A former death row inmate sentenced to die by way of electric chair spoke to students at the Agape House last Wednesday.
On Jan. 3, 2002, after spending nearly 18 years on Florida’s death row in a rat and cockroach-infested 6-by-9 foot cell with just a single blanket to get him through the nights, Juan Melendez, 59, became the 99th U.S. inmate to be released from death row.
According to Melendez, a Puerto Rican, his sentence was based on a racist judgment of 11 Caucasians, one African American and no one of Hispanic ethnicity. There was no physical evidence against him and the court required merely a week to sentence him to death.
“I remember the judge complaining,” Melendez said. “It bothered him that my case was taking too long.”
It was 16 years after his conviction of alleged first-degree murder and armed robbery that evidence in the form of a taped confession of the real killer surfaced, and it was later discovered the prosecutor had deliberately hidden the proof from Melendez’s public defender at the time of his first trial.
According to Michael Peddecord, a semi-retired San Diego State public health professor, it is important to raise awareness and educate students of the system’s flaws.
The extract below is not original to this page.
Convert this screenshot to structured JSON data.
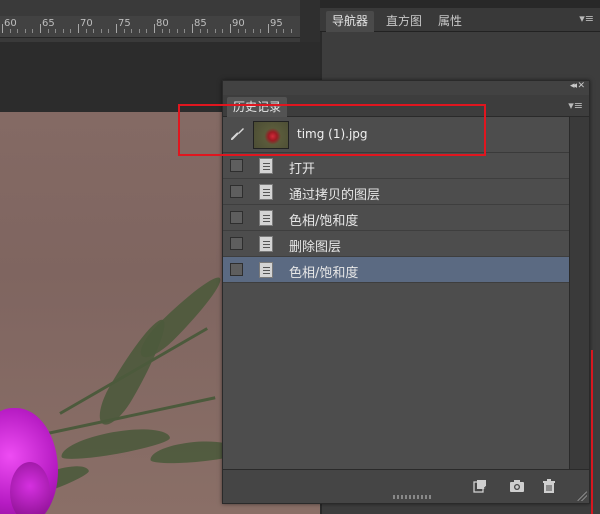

“If we want to prevent crime this is not the answer,” Peddecord said. “(The) death penalty is no more effective a deterrent than life imprisonment, and it costs less.”
California is one of 34 states with a death penalty and has had 13 executions since the U.S. Supreme Court enacted life in prison without the possibility of parole in 1976. There have been no executions since 2006 because of concerns of conscious asphyxiation that the lethal injection may cause. There are currently 697 inmates on death row in the U.S.
When addressing the risk that the death penalty brings to innocent people, Melendez said, “A man can always be freed from jail if he is proven innocent, but one can never be returned from the grave.”
Religious interference with political issues is a constant battle with the abolishment of the death penalty, and morality has become a major issue in this argument.
“For me, this is not a religious issue,” kinesiology junior Jason Nicholson said. “I see it as life being a right and not a privilege to people, regardless of what someone did.”
Another attendee was enlightened by Melendez’s words.
“I honestly didn’t have a stand before and I wasn’t very informed,” religious studies sophomore Jessie Duran said. “ His testimony made me think of those who are constant-
ly discriminated and it is true that innocent people are always at risk of dying in vain.”
As Melendez took a final breath to finish his testimony, he said, “When I first walked out of there, all I wanted to see was the moon and stars, walk on grass and dirt, and I also wanted to talk to some beautiful women.”